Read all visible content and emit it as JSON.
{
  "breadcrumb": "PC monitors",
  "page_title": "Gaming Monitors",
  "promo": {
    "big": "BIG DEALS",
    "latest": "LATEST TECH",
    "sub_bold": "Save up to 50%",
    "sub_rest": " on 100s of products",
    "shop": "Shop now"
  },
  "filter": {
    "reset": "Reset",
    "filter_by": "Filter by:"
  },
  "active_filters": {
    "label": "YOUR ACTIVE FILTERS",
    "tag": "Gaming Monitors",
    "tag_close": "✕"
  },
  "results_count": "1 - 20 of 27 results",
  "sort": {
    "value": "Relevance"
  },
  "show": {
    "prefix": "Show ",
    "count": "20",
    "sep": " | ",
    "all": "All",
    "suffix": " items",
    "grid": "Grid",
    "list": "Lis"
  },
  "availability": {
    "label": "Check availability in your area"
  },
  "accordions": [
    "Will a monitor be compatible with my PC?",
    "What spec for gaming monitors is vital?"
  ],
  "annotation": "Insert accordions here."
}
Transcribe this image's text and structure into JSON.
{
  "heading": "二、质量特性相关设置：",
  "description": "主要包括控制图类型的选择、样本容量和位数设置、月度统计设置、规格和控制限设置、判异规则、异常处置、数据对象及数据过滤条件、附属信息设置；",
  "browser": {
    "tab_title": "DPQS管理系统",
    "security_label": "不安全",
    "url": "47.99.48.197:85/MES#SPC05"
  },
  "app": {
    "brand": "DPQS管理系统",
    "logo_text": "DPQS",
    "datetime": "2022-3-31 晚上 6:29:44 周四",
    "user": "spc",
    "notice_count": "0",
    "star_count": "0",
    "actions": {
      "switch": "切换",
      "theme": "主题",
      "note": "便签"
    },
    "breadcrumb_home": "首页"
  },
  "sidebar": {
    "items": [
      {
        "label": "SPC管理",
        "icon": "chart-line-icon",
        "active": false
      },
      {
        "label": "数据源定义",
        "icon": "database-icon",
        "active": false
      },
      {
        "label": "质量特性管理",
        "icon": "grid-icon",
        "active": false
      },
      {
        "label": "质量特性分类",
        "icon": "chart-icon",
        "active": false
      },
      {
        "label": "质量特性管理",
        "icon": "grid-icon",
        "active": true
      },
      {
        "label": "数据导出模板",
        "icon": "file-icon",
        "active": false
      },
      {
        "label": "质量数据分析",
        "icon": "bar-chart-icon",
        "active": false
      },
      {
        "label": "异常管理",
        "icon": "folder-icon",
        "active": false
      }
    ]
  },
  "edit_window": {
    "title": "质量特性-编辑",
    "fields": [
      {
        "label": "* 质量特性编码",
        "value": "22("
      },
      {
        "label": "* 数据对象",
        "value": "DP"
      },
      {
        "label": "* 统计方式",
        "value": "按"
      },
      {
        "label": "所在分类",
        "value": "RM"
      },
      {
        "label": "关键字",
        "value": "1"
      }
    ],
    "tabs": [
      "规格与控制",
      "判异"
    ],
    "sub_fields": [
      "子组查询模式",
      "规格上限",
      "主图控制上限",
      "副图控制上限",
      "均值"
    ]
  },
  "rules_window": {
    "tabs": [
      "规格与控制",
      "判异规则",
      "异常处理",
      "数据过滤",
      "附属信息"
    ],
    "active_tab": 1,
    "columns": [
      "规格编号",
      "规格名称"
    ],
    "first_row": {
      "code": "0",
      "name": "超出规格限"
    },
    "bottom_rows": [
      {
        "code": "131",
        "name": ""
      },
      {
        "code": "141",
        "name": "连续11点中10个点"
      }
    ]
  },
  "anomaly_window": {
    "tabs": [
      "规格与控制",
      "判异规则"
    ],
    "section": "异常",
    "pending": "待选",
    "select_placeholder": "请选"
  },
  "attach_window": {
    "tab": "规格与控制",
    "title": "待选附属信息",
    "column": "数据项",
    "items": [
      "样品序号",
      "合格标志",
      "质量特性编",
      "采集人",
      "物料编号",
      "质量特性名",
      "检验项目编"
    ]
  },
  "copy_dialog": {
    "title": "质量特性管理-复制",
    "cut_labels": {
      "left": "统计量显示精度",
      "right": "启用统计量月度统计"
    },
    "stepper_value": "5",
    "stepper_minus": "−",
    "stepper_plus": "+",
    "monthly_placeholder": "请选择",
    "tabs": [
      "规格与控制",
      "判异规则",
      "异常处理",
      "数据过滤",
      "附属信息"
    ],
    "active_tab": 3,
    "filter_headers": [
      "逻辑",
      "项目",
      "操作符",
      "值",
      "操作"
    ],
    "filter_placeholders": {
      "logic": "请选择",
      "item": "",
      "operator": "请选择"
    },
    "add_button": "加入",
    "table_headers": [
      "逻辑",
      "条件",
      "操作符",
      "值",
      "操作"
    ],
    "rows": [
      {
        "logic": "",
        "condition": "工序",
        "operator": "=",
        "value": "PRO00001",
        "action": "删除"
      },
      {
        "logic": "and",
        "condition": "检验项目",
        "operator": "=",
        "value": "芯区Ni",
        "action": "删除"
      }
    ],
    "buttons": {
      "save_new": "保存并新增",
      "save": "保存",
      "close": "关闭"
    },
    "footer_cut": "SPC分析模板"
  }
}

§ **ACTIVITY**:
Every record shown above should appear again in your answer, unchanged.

§ **ANSWER BELOW**:
Read all visible content and emit it as JSON.
{
  "breadcrumb": "PC monitors",
  "page_title": "Gaming Monitors",
  "promo": {
    "big": "BIG DEALS",
    "latest": "LATEST TECH",
    "sub_bold": "Save up to 50%",
    "sub_rest": " on 100s of products",
    "shop": "Shop now"
  },
  "filter": {
    "reset": "Reset",
    "filter_by": "Filter by:"
  },
  "active_filters": {
    "label": "YOUR ACTIVE FILTERS",
    "tag": "Gaming Monitors",
    "tag_close": "✕"
  },
  "results_count": "1 - 20 of 27 results",
  "sort": {
    "value": "Relevance"
  },
  "show": {
    "prefix": "Show ",
    "count": "20",
    "sep": " | ",
    "all": "All",
    "suffix": " items",
    "grid": "Grid",
    "list": "Lis"
  },
  "availability": {
    "label": "Check availability in your area"
  },
  "accordions": [
    "Will a monitor be compatible with my PC?",
    "What spec for gaming monitors is vital?"
  ],
  "annotation": "Insert accordions here."
}
Transcribe this image's text and structure into JSON.
{
  "heading": "二、质量特性相关设置：",
  "description": "主要包括控制图类型的选择、样本容量和位数设置、月度统计设置、规格和控制限设置、判异规则、异常处置、数据对象及数据过滤条件、附属信息设置；",
  "browser": {
    "tab_title": "DPQS管理系统",
    "security_label": "不安全",
    "url": "47.99.48.197:85/MES#SPC05"
  },
  "app": {
    "brand": "DPQS管理系统",
    "logo_text": "DPQS",
    "datetime": "2022-3-31 晚上 6:29:44 周四",
    "user": "spc",
    "notice_count": "0",
    "star_count": "0",
    "actions": {
      "switch": "切换",
      "theme": "主题",
      "note": "便签"
    },
    "breadcrumb_home": "首页"
  },
  "sidebar": {
    "items": [
      {
        "label": "SPC管理",
        "icon": "chart-line-icon",
        "active": false
      },
      {
        "label": "数据源定义",
        "icon": "database-icon",
        "active": false
      },
      {
        "label": "质量特性管理",
        "icon": "grid-icon",
        "active": false
      },
      {
        "label": "质量特性分类",
        "icon": "chart-icon",
        "active": false
      },
      {
        "label": "质量特性管理",
        "icon": "grid-icon",
        "active": true
      },
      {
        "label": "数据导出模板",
        "icon": "file-icon",
        "active": false
      },
      {
        "label": "质量数据分析",
        "icon": "bar-chart-icon",
        "active": false
      },
      {
        "label": "异常管理",
        "icon": "folder-icon",
        "active": false
      }
    ]
  },
  "edit_window": {
    "title": "质量特性-编辑",
    "fields": [
      {
        "label": "* 质量特性编码",
        "value": "22("
      },
      {
        "label": "* 数据对象",
        "value": "DP"
      },
      {
        "label": "* 统计方式",
        "value": "按"
      },
      {
        "label": "所在分类",
        "value": "RM"
      },
      {
        "label": "关键字",
        "value": "1"
      }
    ],
    "tabs": [
      "规格与控制",
      "判异"
    ],
    "sub_fields": [
      "子组查询模式",
      "规格上限",
      "主图控制上限",
      "副图控制上限",
      "均值"
    ]
  },
  "rules_window": {
    "tabs": [
      "规格与控制",
      "判异规则",
      "异常处理",
      "数据过滤",
      "附属信息"
    ],
    "active_tab": 1,
    "columns": [
      "规格编号",
      "规格名称"
    ],
    "first_row": {
      "code": "0",
      "name": "超出规格限"
    },
    "bottom_rows": [
      {
        "code": "131",
        "name": ""
      },
      {
        "code": "141",
        "name": "连续11点中10个点"
      }
    ]
  },
  "anomaly_window": {
    "tabs": [
      "规格与控制",
      "判异规则"
    ],
    "section": "异常",
    "pending": "待选",
    "select_placeholder": "请选"
  },
  "attach_window": {
    "tab": "规格与控制",
    "title": "待选附属信息",
    "column": "数据项",
    "items": [
      "样品序号",
      "合格标志",
      "质量特性编",
      "采集人",
      "物料编号",
      "质量特性名",
      "检验项目编"
    ]
  },
  "copy_dialog": {
    "title": "质量特性管理-复制",
    "cut_labels": {
      "left": "统计量显示精度",
      "right": "启用统计量月度统计"
    },
    "stepper_value": "5",
    "stepper_minus": "−",
    "stepper_plus": "+",
    "monthly_placeholder": "请选择",
    "tabs": [
      "规格与控制",
      "判异规则",
      "异常处理",
      "数据过滤",
      "附属信息"
    ],
    "active_tab": 3,
    "filter_headers": [
      "逻辑",
      "项目",
      "操作符",
      "值",
      "操作"
    ],
    "filter_placeholders": {
      "logic": "请选择",
      "item": "",
      "operator": "请选择"
    },
    "add_button": "加入",
    "table_headers": [
      "逻辑",
      "条件",
      "操作符",
      "值",
      "操作"
    ],
    "rows": [
      {
        "logic": "",
        "condition": "工序",
        "operator": "=",
        "value": "PRO00001",
        "action": "删除"
      },
      {
        "logic": "and",
        "condition": "检验项目",
        "operator": "=",
        "value": "芯区Ni",
        "action": "删除"
      }
    ],
    "buttons": {
      "save_new": "保存并新增",
      "save": "保存",
      "close": "关闭"
    },
    "footer_cut": "SPC分析模板"
  }
}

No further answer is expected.